- WHAT THE TASK REQUIRES -
Please repeat exactly the line containing "Read all visible content and emit it as JSON." and each line after it in the records below, through the last.
*** Begin section ***
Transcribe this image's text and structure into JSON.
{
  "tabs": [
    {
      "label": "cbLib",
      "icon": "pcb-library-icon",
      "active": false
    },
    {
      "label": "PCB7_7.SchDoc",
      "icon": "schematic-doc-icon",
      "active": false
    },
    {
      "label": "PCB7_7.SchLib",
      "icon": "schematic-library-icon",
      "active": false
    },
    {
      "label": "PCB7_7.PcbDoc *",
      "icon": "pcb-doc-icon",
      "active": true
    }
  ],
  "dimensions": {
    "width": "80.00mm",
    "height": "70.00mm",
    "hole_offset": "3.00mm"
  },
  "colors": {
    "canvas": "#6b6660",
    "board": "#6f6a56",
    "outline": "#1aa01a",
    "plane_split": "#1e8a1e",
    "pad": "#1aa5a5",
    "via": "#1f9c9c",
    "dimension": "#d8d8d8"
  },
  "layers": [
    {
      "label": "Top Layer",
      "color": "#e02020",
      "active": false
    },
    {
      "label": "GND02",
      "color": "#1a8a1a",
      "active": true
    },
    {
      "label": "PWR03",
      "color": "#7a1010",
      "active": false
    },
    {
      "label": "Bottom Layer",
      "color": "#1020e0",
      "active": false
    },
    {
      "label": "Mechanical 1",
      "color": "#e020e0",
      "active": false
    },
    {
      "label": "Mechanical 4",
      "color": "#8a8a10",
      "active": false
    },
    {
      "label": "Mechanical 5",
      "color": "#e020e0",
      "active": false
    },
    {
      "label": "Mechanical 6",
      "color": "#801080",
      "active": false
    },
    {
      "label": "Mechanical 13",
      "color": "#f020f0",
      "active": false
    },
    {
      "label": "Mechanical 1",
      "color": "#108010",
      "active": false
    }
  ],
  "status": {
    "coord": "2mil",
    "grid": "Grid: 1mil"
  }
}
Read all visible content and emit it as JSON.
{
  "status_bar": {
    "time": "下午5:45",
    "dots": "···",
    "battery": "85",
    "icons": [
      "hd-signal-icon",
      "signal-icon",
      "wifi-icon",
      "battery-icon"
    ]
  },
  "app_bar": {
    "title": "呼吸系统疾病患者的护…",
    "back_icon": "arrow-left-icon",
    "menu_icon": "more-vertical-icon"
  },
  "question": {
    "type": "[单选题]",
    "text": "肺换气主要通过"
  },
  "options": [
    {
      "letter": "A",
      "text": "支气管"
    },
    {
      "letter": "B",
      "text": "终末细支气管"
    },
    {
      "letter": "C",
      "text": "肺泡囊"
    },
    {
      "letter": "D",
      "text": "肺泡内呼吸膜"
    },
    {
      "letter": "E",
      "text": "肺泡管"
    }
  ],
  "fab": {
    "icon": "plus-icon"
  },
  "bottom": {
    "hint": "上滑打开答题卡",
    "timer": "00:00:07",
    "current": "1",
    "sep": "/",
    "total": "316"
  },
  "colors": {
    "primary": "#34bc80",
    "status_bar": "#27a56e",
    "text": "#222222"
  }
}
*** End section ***
- ANSWER TO THIS EXERCISE -
Read all visible content and emit it as JSON.
{
  "status_bar": {
    "time": "下午5:45",
    "dots": "···",
    "battery": "85",
    "icons": [
      "hd-signal-icon",
      "signal-icon",
      "wifi-icon",
      "battery-icon"
    ]
  },
  "app_bar": {
    "title": "呼吸系统疾病患者的护…",
    "back_icon": "arrow-left-icon",
    "menu_icon": "more-vertical-icon"
  },
  "question": {
    "type": "[单选题]",
    "text": "肺换气主要通过"
  },
  "options": [
    {
      "letter": "A",
      "text": "支气管"
    },
    {
      "letter": "B",
      "text": "终末细支气管"
    },
    {
      "letter": "C",
      "text": "肺泡囊"
    },
    {
      "letter": "D",
      "text": "肺泡内呼吸膜"
    },
    {
      "letter": "E",
      "text": "肺泡管"
    }
  ],
  "fab": {
    "icon": "plus-icon"
  },
  "bottom": {
    "hint": "上滑打开答题卡",
    "timer": "00:00:07",
    "current": "1",
    "sep": "/",
    "total": "316"
  },
  "colors": {
    "primary": "#34bc80",
    "status_bar": "#27a56e",
    "text": "#222222"
  }
}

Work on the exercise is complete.